Given data

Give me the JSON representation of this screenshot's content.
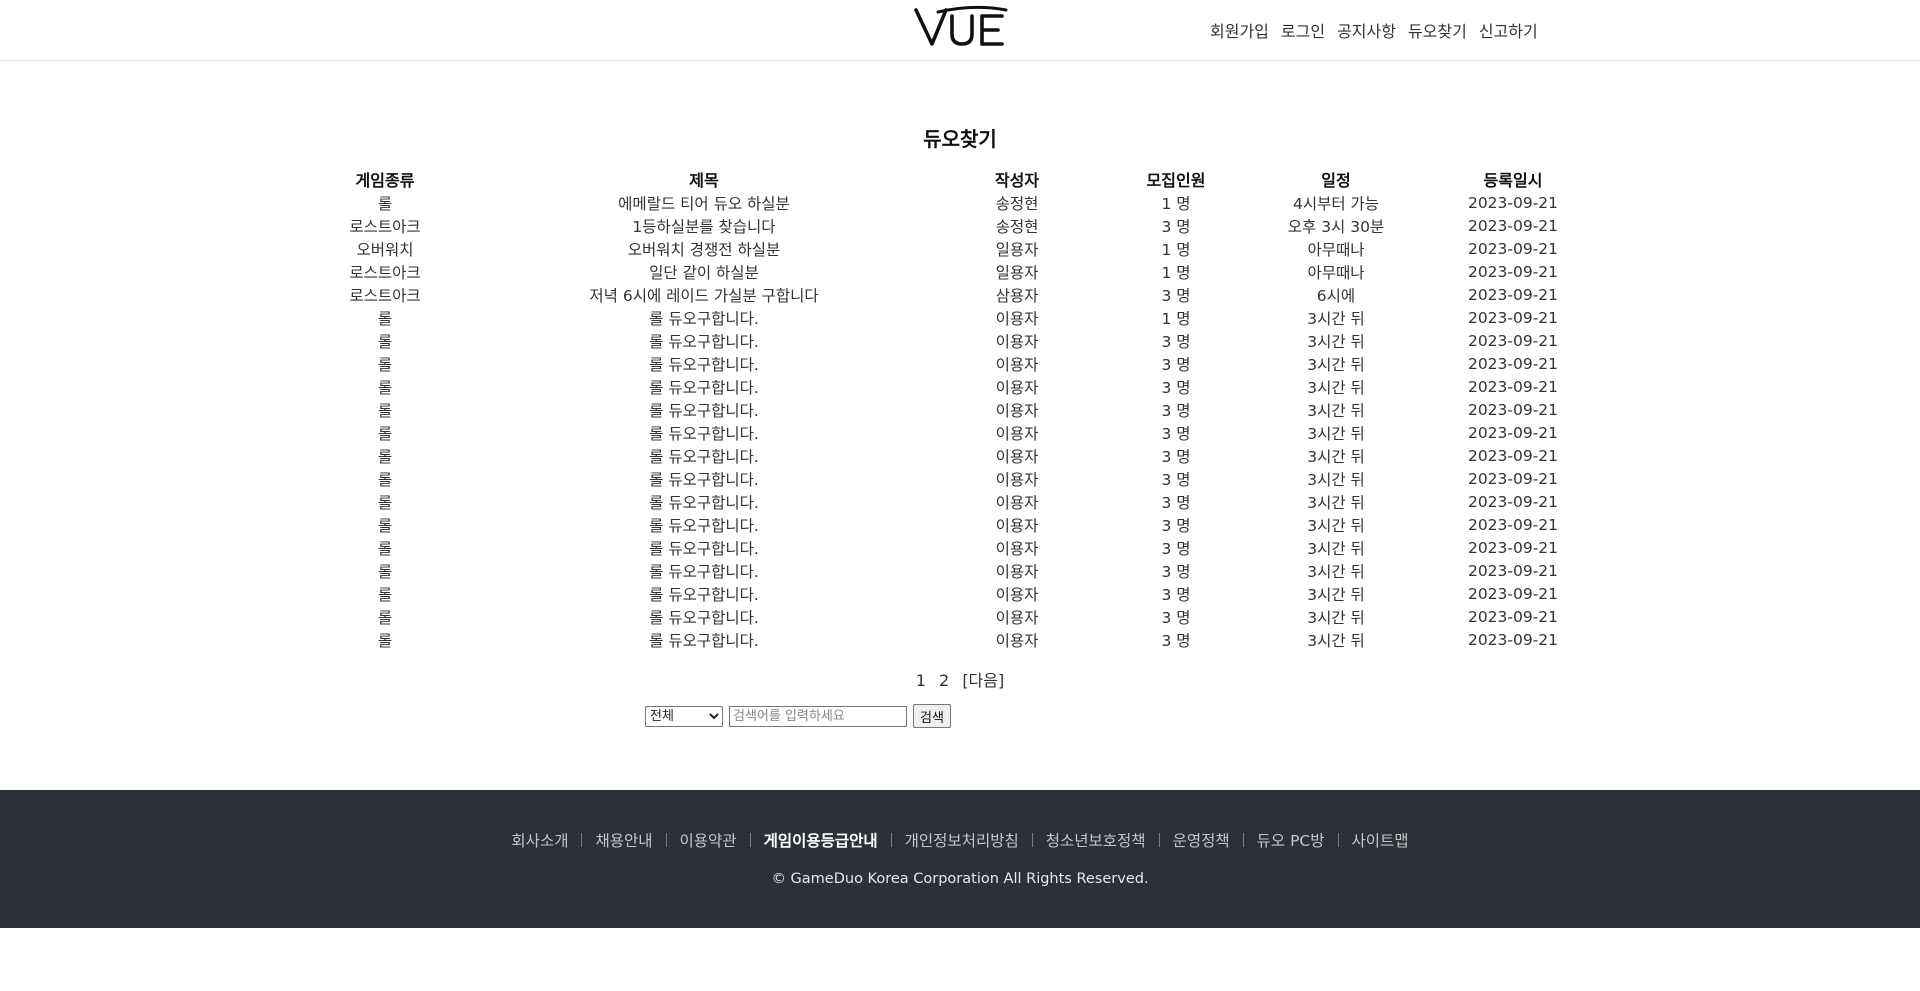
{
  "header": {
    "logo_text": "VUE",
    "nav": [
      "회원가입",
      "로그인",
      "공지사항",
      "듀오찾기",
      "신고하기"
    ]
  },
  "page_title": "듀오찾기",
  "table": {
    "headers": [
      "게임종류",
      "제목",
      "작성자",
      "모집인원",
      "일정",
      "등록일시"
    ],
    "rows": [
      [
        "롤",
        "에메랄드 티어 듀오 하실분",
        "송정현",
        "1 명",
        "4시부터 가능",
        "2023-09-21"
      ],
      [
        "로스트아크",
        "1등하실분를 찾습니다",
        "송정현",
        "3 명",
        "오후 3시 30분",
        "2023-09-21"
      ],
      [
        "오버워치",
        "오버워치 경쟁전 하실분",
        "일용자",
        "1 명",
        "아무때나",
        "2023-09-21"
      ],
      [
        "로스트아크",
        "일단 같이 하실분",
        "일용자",
        "1 명",
        "아무때나",
        "2023-09-21"
      ],
      [
        "로스트아크",
        "저녁 6시에 레이드 가실분 구합니다",
        "삼용자",
        "3 명",
        "6시에",
        "2023-09-21"
      ],
      [
        "롤",
        "롤 듀오구합니다.",
        "이용자",
        "1 명",
        "3시간 뒤",
        "2023-09-21"
      ],
      [
        "롤",
        "롤 듀오구합니다.",
        "이용자",
        "3 명",
        "3시간 뒤",
        "2023-09-21"
      ],
      [
        "롤",
        "롤 듀오구합니다.",
        "이용자",
        "3 명",
        "3시간 뒤",
        "2023-09-21"
      ],
      [
        "롤",
        "롤 듀오구합니다.",
        "이용자",
        "3 명",
        "3시간 뒤",
        "2023-09-21"
      ],
      [
        "롤",
        "롤 듀오구합니다.",
        "이용자",
        "3 명",
        "3시간 뒤",
        "2023-09-21"
      ],
      [
        "롤",
        "롤 듀오구합니다.",
        "이용자",
        "3 명",
        "3시간 뒤",
        "2023-09-21"
      ],
      [
        "롤",
        "롤 듀오구합니다.",
        "이용자",
        "3 명",
        "3시간 뒤",
        "2023-09-21"
      ],
      [
        "롤",
        "롤 듀오구합니다.",
        "이용자",
        "3 명",
        "3시간 뒤",
        "2023-09-21"
      ],
      [
        "롤",
        "롤 듀오구합니다.",
        "이용자",
        "3 명",
        "3시간 뒤",
        "2023-09-21"
      ],
      [
        "롤",
        "롤 듀오구합니다.",
        "이용자",
        "3 명",
        "3시간 뒤",
        "2023-09-21"
      ],
      [
        "롤",
        "롤 듀오구합니다.",
        "이용자",
        "3 명",
        "3시간 뒤",
        "2023-09-21"
      ],
      [
        "롤",
        "롤 듀오구합니다.",
        "이용자",
        "3 명",
        "3시간 뒤",
        "2023-09-21"
      ],
      [
        "롤",
        "롤 듀오구합니다.",
        "이용자",
        "3 명",
        "3시간 뒤",
        "2023-09-21"
      ],
      [
        "롤",
        "롤 듀오구합니다.",
        "이용자",
        "3 명",
        "3시간 뒤",
        "2023-09-21"
      ],
      [
        "롤",
        "롤 듀오구합니다.",
        "이용자",
        "3 명",
        "3시간 뒤",
        "2023-09-21"
      ]
    ]
  },
  "pagination": {
    "pages": [
      "1",
      "2"
    ],
    "next_label": "[다음]"
  },
  "search": {
    "select_value": "전체",
    "placeholder": "검색어를 입력하세요",
    "button_label": "검색"
  },
  "footer": {
    "links": [
      "회사소개",
      "채용안내",
      "이용약관",
      "게임이용등급안내",
      "개인정보처리방침",
      "청소년보호정책",
      "운영정책",
      "듀오 PC방",
      "사이트맵"
    ],
    "highlight_link": "게임이용등급안내",
    "copyright": "© GameDuo Korea Corporation All Rights Reserved."
  },
  "colors": {
    "footer_bg": "#2d3037",
    "text": "#333333"
  }
}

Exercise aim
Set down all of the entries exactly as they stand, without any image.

Solution to the problem
Give me the JSON representation of this screenshot's content.
{
  "header": {
    "logo_text": "VUE",
    "nav": [
      "회원가입",
      "로그인",
      "공지사항",
      "듀오찾기",
      "신고하기"
    ]
  },
  "page_title": "듀오찾기",
  "table": {
    "headers": [
      "게임종류",
      "제목",
      "작성자",
      "모집인원",
      "일정",
      "등록일시"
    ],
    "rows": [
      [
        "롤",
        "에메랄드 티어 듀오 하실분",
        "송정현",
        "1 명",
        "4시부터 가능",
        "2023-09-21"
      ],
      [
        "로스트아크",
        "1등하실분를 찾습니다",
        "송정현",
        "3 명",
        "오후 3시 30분",
        "2023-09-21"
      ],
      [
        "오버워치",
        "오버워치 경쟁전 하실분",
        "일용자",
        "1 명",
        "아무때나",
        "2023-09-21"
      ],
      [
        "로스트아크",
        "일단 같이 하실분",
        "일용자",
        "1 명",
        "아무때나",
        "2023-09-21"
      ],
      [
        "로스트아크",
        "저녁 6시에 레이드 가실분 구합니다",
        "삼용자",
        "3 명",
        "6시에",
        "2023-09-21"
      ],
      [
        "롤",
        "롤 듀오구합니다.",
        "이용자",
        "1 명",
        "3시간 뒤",
        "2023-09-21"
      ],
      [
        "롤",
        "롤 듀오구합니다.",
        "이용자",
        "3 명",
        "3시간 뒤",
        "2023-09-21"
      ],
      [
        "롤",
        "롤 듀오구합니다.",
        "이용자",
        "3 명",
        "3시간 뒤",
        "2023-09-21"
      ],
      [
        "롤",
        "롤 듀오구합니다.",
        "이용자",
        "3 명",
        "3시간 뒤",
        "2023-09-21"
      ],
      [
        "롤",
        "롤 듀오구합니다.",
        "이용자",
        "3 명",
        "3시간 뒤",
        "2023-09-21"
      ],
      [
        "롤",
        "롤 듀오구합니다.",
        "이용자",
        "3 명",
        "3시간 뒤",
        "2023-09-21"
      ],
      [
        "롤",
        "롤 듀오구합니다.",
        "이용자",
        "3 명",
        "3시간 뒤",
        "2023-09-21"
      ],
      [
        "롤",
        "롤 듀오구합니다.",
        "이용자",
        "3 명",
        "3시간 뒤",
        "2023-09-21"
      ],
      [
        "롤",
        "롤 듀오구합니다.",
        "이용자",
        "3 명",
        "3시간 뒤",
        "2023-09-21"
      ],
      [
        "롤",
        "롤 듀오구합니다.",
        "이용자",
        "3 명",
        "3시간 뒤",
        "2023-09-21"
      ],
      [
        "롤",
        "롤 듀오구합니다.",
        "이용자",
        "3 명",
        "3시간 뒤",
        "2023-09-21"
      ],
      [
        "롤",
        "롤 듀오구합니다.",
        "이용자",
        "3 명",
        "3시간 뒤",
        "2023-09-21"
      ],
      [
        "롤",
        "롤 듀오구합니다.",
        "이용자",
        "3 명",
        "3시간 뒤",
        "2023-09-21"
      ],
      [
        "롤",
        "롤 듀오구합니다.",
        "이용자",
        "3 명",
        "3시간 뒤",
        "2023-09-21"
      ],
      [
        "롤",
        "롤 듀오구합니다.",
        "이용자",
        "3 명",
        "3시간 뒤",
        "2023-09-21"
      ]
    ]
  },
  "pagination": {
    "pages": [
      "1",
      "2"
    ],
    "next_label": "[다음]"
  },
  "search": {
    "select_value": "전체",
    "placeholder": "검색어를 입력하세요",
    "button_label": "검색"
  },
  "footer": {
    "links": [
      "회사소개",
      "채용안내",
      "이용약관",
      "게임이용등급안내",
      "개인정보처리방침",
      "청소년보호정책",
      "운영정책",
      "듀오 PC방",
      "사이트맵"
    ],
    "highlight_link": "게임이용등급안내",
    "copyright": "© GameDuo Korea Corporation All Rights Reserved."
  },
  "colors": {
    "footer_bg": "#2d3037",
    "text": "#333333"
  }
}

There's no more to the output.